2. Use the Eisenhower method. Another tool for better managing your post-summer to-do list is the Eisenhower method, which involves building a two-by-two matrix to help you prioritize by classifying tasks based on their urgency and importance. By combining those classifications, each item on your list ends up marked as Important + Urgent, Not Important + Urgent, Important + Not Urgent, or Not Important + Not Urgent. “Most of us have a tendency to cram more into the Important + Urgent section than there really needs to be,” Brudö cautions. “This section should only be filled with absolutely emergencies.” Breaking your task list into these four categories will make it much easier for you to take a deep breath and work through those tough transition days ahead with a more realistic sense of what’s actually pressing — and what’s long-term critical but can wait for now. That Not Important + Not Urgent section (e.g., catching up on your bestie’s summer Instagram feed) should serve as a friendly reminder of what activities may tempt you toward procrastination.

3. Practice the Pareto principle to increase your efficiency. Also known as the 80/20 rule, the Pareto principle states that, in general, 20 percent of the time you dedicate to a particular project will lead to a (helpfully) disproportionate level of results — specifically, 80 percent. This idea reminds us that when we concentrate our efforts on the right things, we will be able to achieve better, more efficient outcomes. In other words, get focused! Set deadlines for projects that don’t have them already, and figure out which items on your to-do list can gain the most progress with the smallest amount of effort from you.
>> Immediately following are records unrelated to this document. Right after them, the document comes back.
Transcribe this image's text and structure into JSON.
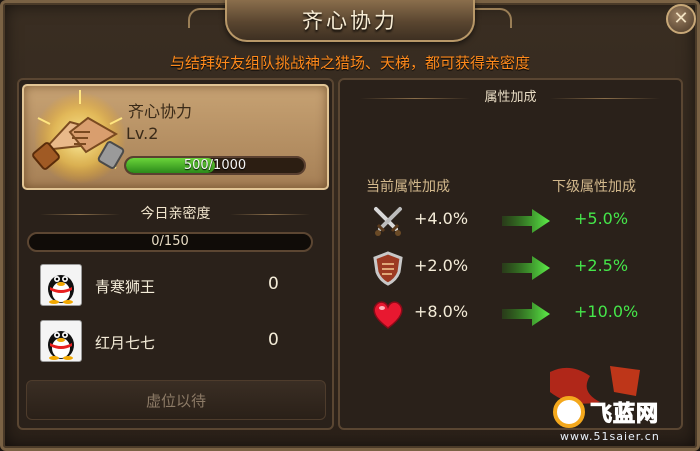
{
  "window": {
    "title": "齐心协力",
    "close_icon": "close-icon"
  },
  "notice": "与结拜好友组队挑战神之猎场、天梯，都可获得亲密度",
  "skill": {
    "name": "齐心协力",
    "level": "Lv.2",
    "exp_text": "500/1000",
    "exp_fraction": 0.5,
    "icon": "handshake-icon"
  },
  "daily": {
    "heading": "今日亲密度",
    "progress_text": "0/150",
    "progress_fraction": 0
  },
  "friends": [
    {
      "name": "青寒狮王",
      "value": "0",
      "avatar": "qq-penguin-avatar"
    },
    {
      "name": "红月七七",
      "value": "0",
      "avatar": "qq-penguin-avatar"
    }
  ],
  "vacant_label": "虚位以待",
  "attributes": {
    "heading": "属性加成",
    "current_header": "当前属性加成",
    "next_header": "下级属性加成",
    "rows": [
      {
        "icon": "crossed-swords-icon",
        "current": "+4.0%",
        "next": "+5.0%"
      },
      {
        "icon": "shield-icon",
        "current": "+2.0%",
        "next": "+2.5%"
      },
      {
        "icon": "heart-icon",
        "current": "+8.0%",
        "next": "+10.0%"
      }
    ]
  },
  "watermark": {
    "main": "飞蓝网",
    "url": "www.51saier.cn"
  },
  "colors": {
    "notice": "#ff8a1c",
    "next_value": "#45e64a",
    "exp_fill": "#4cb82a"
  }
}
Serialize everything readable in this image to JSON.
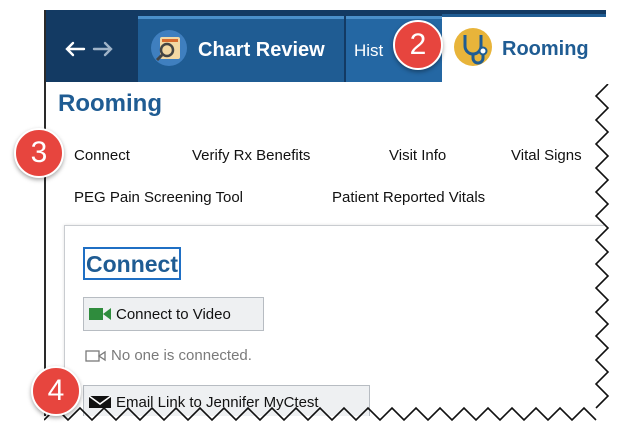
{
  "tabs": {
    "chart_review": "Chart Review",
    "history": "Hist",
    "rooming": "Rooming"
  },
  "page": {
    "title": "Rooming"
  },
  "subnav": {
    "row1": [
      "Connect",
      "Verify Rx Benefits",
      "Visit Info",
      "Vital Signs"
    ],
    "row2": [
      "PEG Pain Screening Tool",
      "Patient Reported Vitals"
    ]
  },
  "panel": {
    "heading": "Connect",
    "video_button": "Connect to Video",
    "status": "No one is connected.",
    "email_button": "Email Link to Jennifer MyCtest"
  },
  "steps": [
    "2",
    "3",
    "4"
  ],
  "colors": {
    "tabbar": "#133a63",
    "tab": "#1f5c93",
    "accent": "#1f5c93",
    "step_badge": "#e7453e"
  }
}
4. Say goodbye to distractions. Perhaps your summer schedule allowed more time for checking social media or recapping the latest episode of your favorite show with your BFFs, but those days are over. If you have a hard time stepping away from these distractions on your own, Brudö suggests going cold turkey. Turn off your phone, mute your notifications, and consider deleting any apps that would make your return to normal office life that much more difficult.

5. Change up your environment. If you’ve been in and out of the office enjoying summer vacations and WFH Fridays, now may be a great time to reconsider whether or not your current desk setup is inspiring your work. If instead it leaves you feeling unmotivated and tired, shake it up! Reposition your computer, add some new photos to your workspace, and see if you can brighten things with a bit of color. Workspaces are bound to get stale over time, so jumpstart your transition into fall by revamping yours. “Inspiring work environments can lose their effect after a time,” agrees Brudö. “It’s important to change things around every so often.”

6. Take a midday reboot. The dog days of summer may be behind us, but you’re still entitled to a daily stretch break — and taking one will go a long way toward improving your efficiency in this new season. In the early afternoon, step away from your desk and grab some coffee. When you come back, take a fresh look at your to-do list and see how you might be able to move your priorities around based on what you’ve accomplished (or haven’t accomplished) earlier in the day. “You will find that this technique means that you use your afternoon time wisely and don’t procrastinate because you feel overwhelmed by a long list of things that haven’t been done,” Brudö explains.

7. Stay motivated with positive self-talk. When the going gets tough (and summer is so, so over), the tough give themselves regular pep talks. “Dedicate a few minutes a day to writing down or saying aloud why you are doing well, what you’ve already achieved, and what the next goal is,” Brudö recommends. “It’s difficult to lose motivation when you are motivating yourself on a daily basis.”

8. Try new relaxation techniques. If the stress of the normal office routine is just too much, explore new methods for calming yourself down. Experiment with meditation, breathing techniques, stretching, or anything else that sounds particularly soothing. According to Brudö, the optimal times to try these techniques are just before breakfast or during your lunch break.

How are you settling back into the office after summertime fun? Tweet us @BritandCo!

(Photos via Getty)